*Exercise*: The expected output is the data below, character for character, without its pictures.
---
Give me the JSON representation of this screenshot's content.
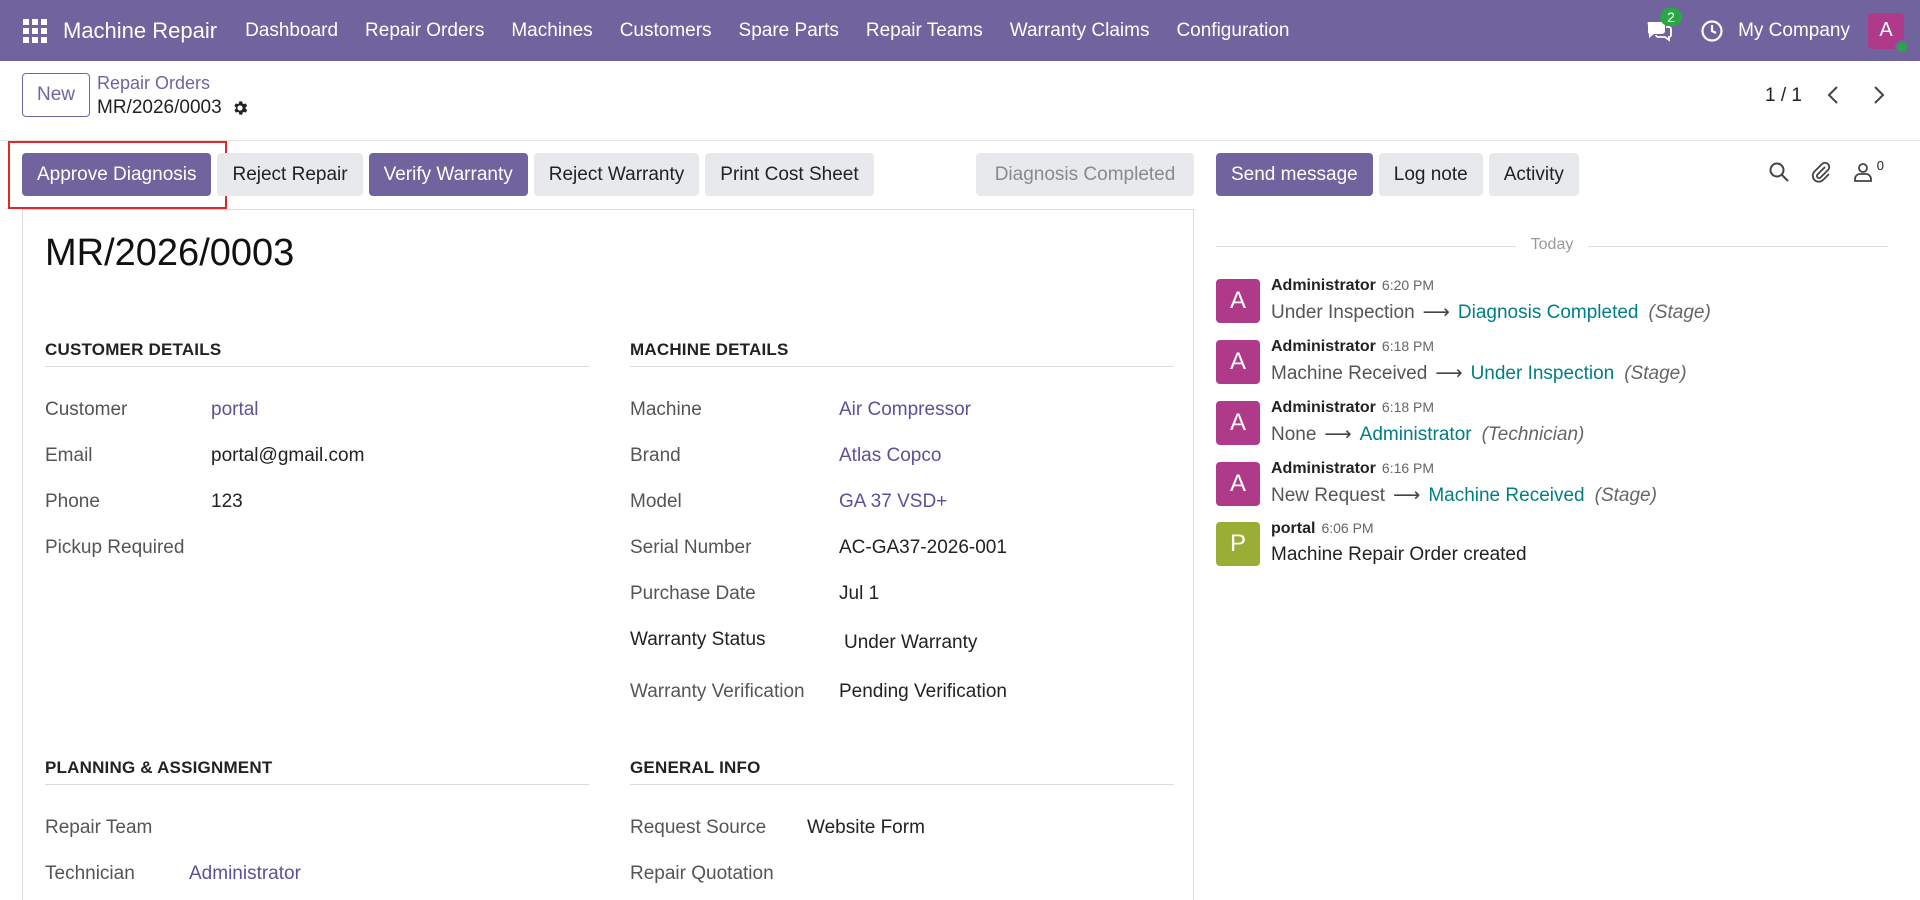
{
  "navbar": {
    "app_name": "Machine Repair",
    "menu": [
      "Dashboard",
      "Repair Orders",
      "Machines",
      "Customers",
      "Spare Parts",
      "Repair Teams",
      "Warranty Claims",
      "Configuration"
    ],
    "chat_count": "2",
    "company": "My Company",
    "user_initial": "A"
  },
  "control": {
    "new_label": "New",
    "breadcrumb_parent": "Repair Orders",
    "record_name": "MR/2026/0003",
    "pager": "1 / 1"
  },
  "actions": {
    "approve_diagnosis": "Approve Diagnosis",
    "reject_repair": "Reject Repair",
    "verify_warranty": "Verify Warranty",
    "reject_warranty": "Reject Warranty",
    "print_cost_sheet": "Print Cost Sheet",
    "status": "Diagnosis Completed"
  },
  "chatter_actions": {
    "send_message": "Send message",
    "log_note": "Log note",
    "activity": "Activity",
    "followers": "0"
  },
  "form": {
    "title": "MR/2026/0003",
    "customer_section": "CUSTOMER DETAILS",
    "machine_section": "MACHINE DETAILS",
    "planning_section": "PLANNING & ASSIGNMENT",
    "general_section": "GENERAL INFO",
    "customer": {
      "customer_label": "Customer",
      "customer_value": "portal",
      "email_label": "Email",
      "email_value": "portal@gmail.com",
      "phone_label": "Phone",
      "phone_value": "123",
      "pickup_label": "Pickup Required"
    },
    "machine": {
      "machine_label": "Machine",
      "machine_value": "Air Compressor",
      "brand_label": "Brand",
      "brand_value": "Atlas Copco",
      "model_label": "Model",
      "model_value": "GA 37 VSD+",
      "serial_label": "Serial Number",
      "serial_value": "AC-GA37-2026-001",
      "purchase_label": "Purchase Date",
      "purchase_value": "Jul 1",
      "warranty_status_label": "Warranty Status",
      "warranty_status_value": "Under Warranty",
      "warranty_verif_label": "Warranty Verification",
      "warranty_verif_value": "Pending Verification"
    },
    "planning": {
      "team_label": "Repair Team",
      "technician_label": "Technician",
      "technician_value": "Administrator"
    },
    "general": {
      "source_label": "Request Source",
      "source_value": "Website Form",
      "quotation_label": "Repair Quotation"
    }
  },
  "chatter": {
    "today": "Today",
    "messages": [
      {
        "initial": "A",
        "author": "Administrator",
        "time": "6:20 PM",
        "old": "Under Inspection",
        "new": "Diagnosis Completed",
        "field": "(Stage)",
        "color": "#b03a8a"
      },
      {
        "initial": "A",
        "author": "Administrator",
        "time": "6:18 PM",
        "old": "Machine Received",
        "new": "Under Inspection",
        "field": "(Stage)",
        "color": "#b03a8a"
      },
      {
        "initial": "A",
        "author": "Administrator",
        "time": "6:18 PM",
        "old": "None",
        "new": "Administrator",
        "field": "(Technician)",
        "color": "#b03a8a"
      },
      {
        "initial": "A",
        "author": "Administrator",
        "time": "6:16 PM",
        "old": "New Request",
        "new": "Machine Received",
        "field": "(Stage)",
        "color": "#b03a8a"
      },
      {
        "initial": "P",
        "author": "portal",
        "time": "6:06 PM",
        "text": "Machine Repair Order created",
        "color": "#9aae36"
      }
    ]
  }
}
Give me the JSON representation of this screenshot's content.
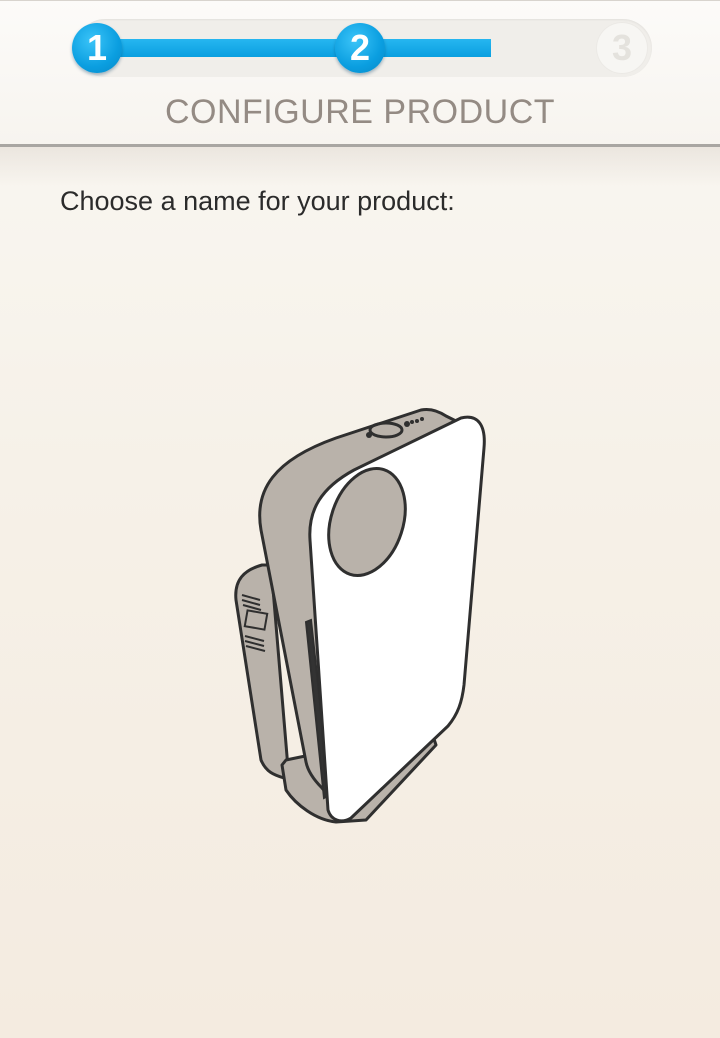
{
  "steps": [
    {
      "label": "1",
      "state": "complete"
    },
    {
      "label": "2",
      "state": "current"
    },
    {
      "label": "3",
      "state": "pending"
    }
  ],
  "progress": {
    "value_percent": 72,
    "color": "#0aa0e2"
  },
  "header": {
    "title": "CONFIGURE PRODUCT"
  },
  "main": {
    "prompt": "Choose a name for your product:",
    "illustration": "air-purifier-product-illustration"
  }
}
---
*Reply*:
Give me the JSON representation of this screenshot's content.
{
  "navbar": {
    "app_name": "Machine Repair",
    "menu": [
      "Dashboard",
      "Repair Orders",
      "Machines",
      "Customers",
      "Spare Parts",
      "Repair Teams",
      "Warranty Claims",
      "Configuration"
    ],
    "chat_count": "2",
    "company": "My Company",
    "user_initial": "A"
  },
  "control": {
    "new_label": "New",
    "breadcrumb_parent": "Repair Orders",
    "record_name": "MR/2026/0003",
    "pager": "1 / 1"
  },
  "actions": {
    "approve_diagnosis": "Approve Diagnosis",
    "reject_repair": "Reject Repair",
    "verify_warranty": "Verify Warranty",
    "reject_warranty": "Reject Warranty",
    "print_cost_sheet": "Print Cost Sheet",
    "status": "Diagnosis Completed"
  },
  "chatter_actions": {
    "send_message": "Send message",
    "log_note": "Log note",
    "activity": "Activity",
    "followers": "0"
  },
  "form": {
    "title": "MR/2026/0003",
    "customer_section": "CUSTOMER DETAILS",
    "machine_section": "MACHINE DETAILS",
    "planning_section": "PLANNING & ASSIGNMENT",
    "general_section": "GENERAL INFO",
    "customer": {
      "customer_label": "Customer",
      "customer_value": "portal",
      "email_label": "Email",
      "email_value": "portal@gmail.com",
      "phone_label": "Phone",
      "phone_value": "123",
      "pickup_label": "Pickup Required"
    },
    "machine": {
      "machine_label": "Machine",
      "machine_value": "Air Compressor",
      "brand_label": "Brand",
      "brand_value": "Atlas Copco",
      "model_label": "Model",
      "model_value": "GA 37 VSD+",
      "serial_label": "Serial Number",
      "serial_value": "AC-GA37-2026-001",
      "purchase_label": "Purchase Date",
      "purchase_value": "Jul 1",
      "warranty_status_label": "Warranty Status",
      "warranty_status_value": "Under Warranty",
      "warranty_verif_label": "Warranty Verification",
      "warranty_verif_value": "Pending Verification"
    },
    "planning": {
      "team_label": "Repair Team",
      "technician_label": "Technician",
      "technician_value": "Administrator"
    },
    "general": {
      "source_label": "Request Source",
      "source_value": "Website Form",
      "quotation_label": "Repair Quotation"
    }
  },
  "chatter": {
    "today": "Today",
    "messages": [
      {
        "initial": "A",
        "author": "Administrator",
        "time": "6:20 PM",
        "old": "Under Inspection",
        "new": "Diagnosis Completed",
        "field": "(Stage)",
        "color": "#b03a8a"
      },
      {
        "initial": "A",
        "author": "Administrator",
        "time": "6:18 PM",
        "old": "Machine Received",
        "new": "Under Inspection",
        "field": "(Stage)",
        "color": "#b03a8a"
      },
      {
        "initial": "A",
        "author": "Administrator",
        "time": "6:18 PM",
        "old": "None",
        "new": "Administrator",
        "field": "(Technician)",
        "color": "#b03a8a"
      },
      {
        "initial": "A",
        "author": "Administrator",
        "time": "6:16 PM",
        "old": "New Request",
        "new": "Machine Received",
        "field": "(Stage)",
        "color": "#b03a8a"
      },
      {
        "initial": "P",
        "author": "portal",
        "time": "6:06 PM",
        "text": "Machine Repair Order created",
        "color": "#9aae36"
      }
    ]
  }
}
Give me the JSON representation of this screenshot's content.
{
  "steps": [
    {
      "label": "1",
      "state": "complete"
    },
    {
      "label": "2",
      "state": "current"
    },
    {
      "label": "3",
      "state": "pending"
    }
  ],
  "progress": {
    "value_percent": 72,
    "color": "#0aa0e2"
  },
  "header": {
    "title": "CONFIGURE PRODUCT"
  },
  "main": {
    "prompt": "Choose a name for your product:",
    "illustration": "air-purifier-product-illustration"
  }
}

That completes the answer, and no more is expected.